--- DATA SHOWN ---

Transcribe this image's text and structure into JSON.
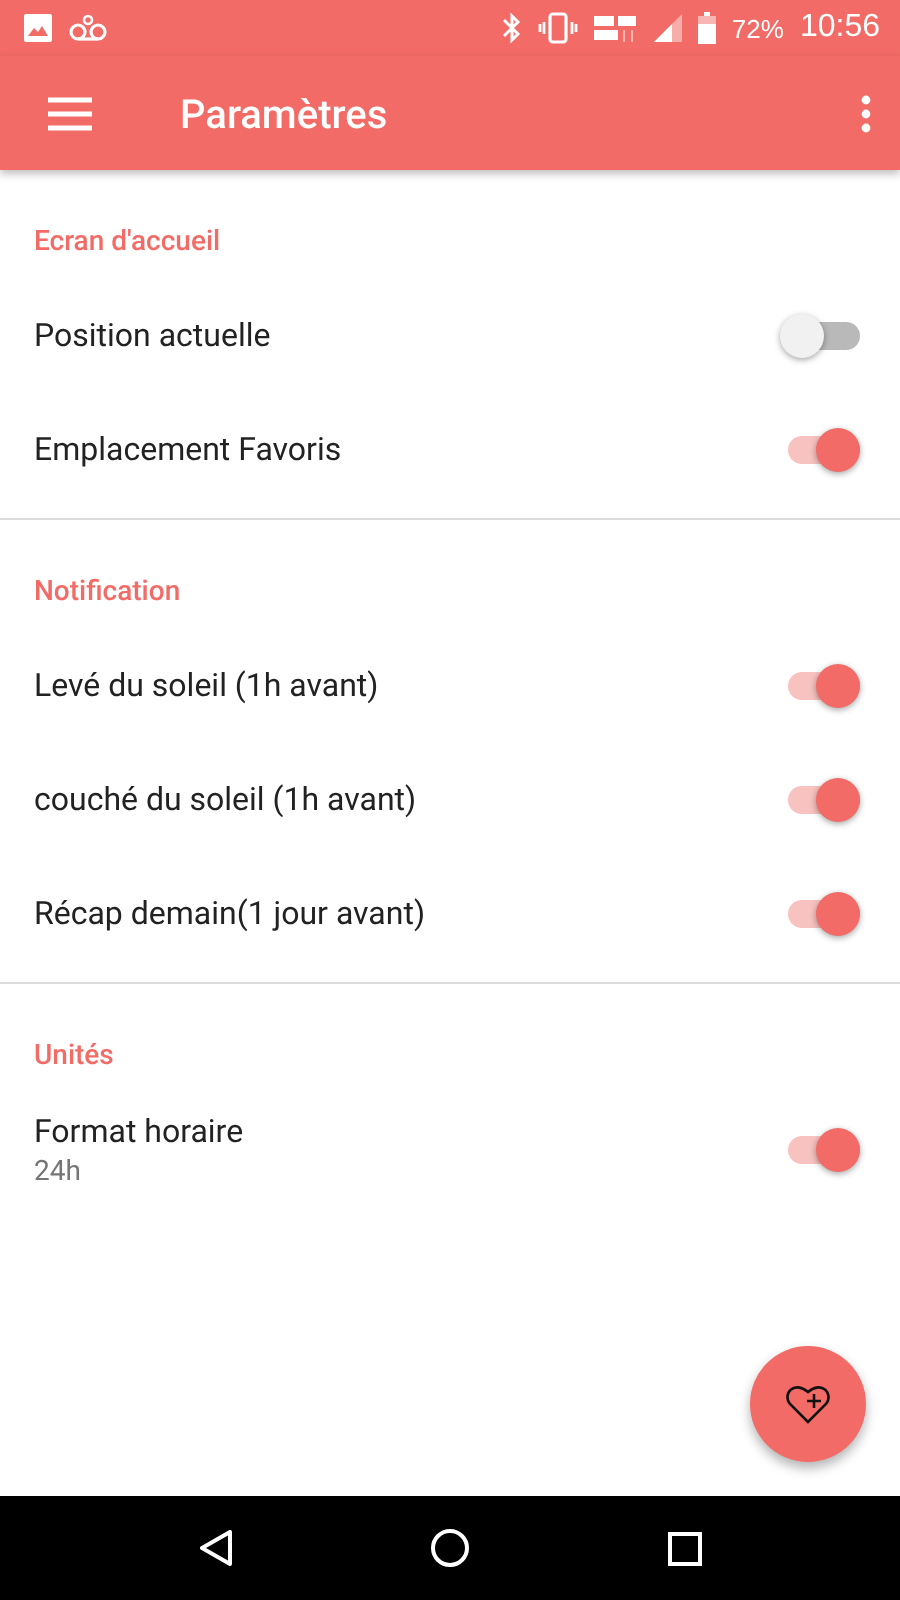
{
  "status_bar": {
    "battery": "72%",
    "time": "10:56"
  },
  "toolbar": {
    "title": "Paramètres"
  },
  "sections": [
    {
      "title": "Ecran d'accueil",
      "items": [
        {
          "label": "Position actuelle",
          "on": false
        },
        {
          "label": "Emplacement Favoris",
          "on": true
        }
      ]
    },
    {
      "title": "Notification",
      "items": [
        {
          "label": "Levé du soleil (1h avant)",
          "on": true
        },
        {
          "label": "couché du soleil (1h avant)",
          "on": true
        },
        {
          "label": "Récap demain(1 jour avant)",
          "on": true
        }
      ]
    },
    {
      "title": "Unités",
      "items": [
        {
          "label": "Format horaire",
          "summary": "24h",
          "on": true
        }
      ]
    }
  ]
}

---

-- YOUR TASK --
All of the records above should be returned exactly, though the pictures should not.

-- ANSWER SECTION --
Transcribe this image's text and structure into JSON.
{
  "status_bar": {
    "battery": "72%",
    "time": "10:56"
  },
  "toolbar": {
    "title": "Paramètres"
  },
  "sections": [
    {
      "title": "Ecran d'accueil",
      "items": [
        {
          "label": "Position actuelle",
          "on": false
        },
        {
          "label": "Emplacement Favoris",
          "on": true
        }
      ]
    },
    {
      "title": "Notification",
      "items": [
        {
          "label": "Levé du soleil (1h avant)",
          "on": true
        },
        {
          "label": "couché du soleil (1h avant)",
          "on": true
        },
        {
          "label": "Récap demain(1 jour avant)",
          "on": true
        }
      ]
    },
    {
      "title": "Unités",
      "items": [
        {
          "label": "Format horaire",
          "summary": "24h",
          "on": true
        }
      ]
    }
  ]
}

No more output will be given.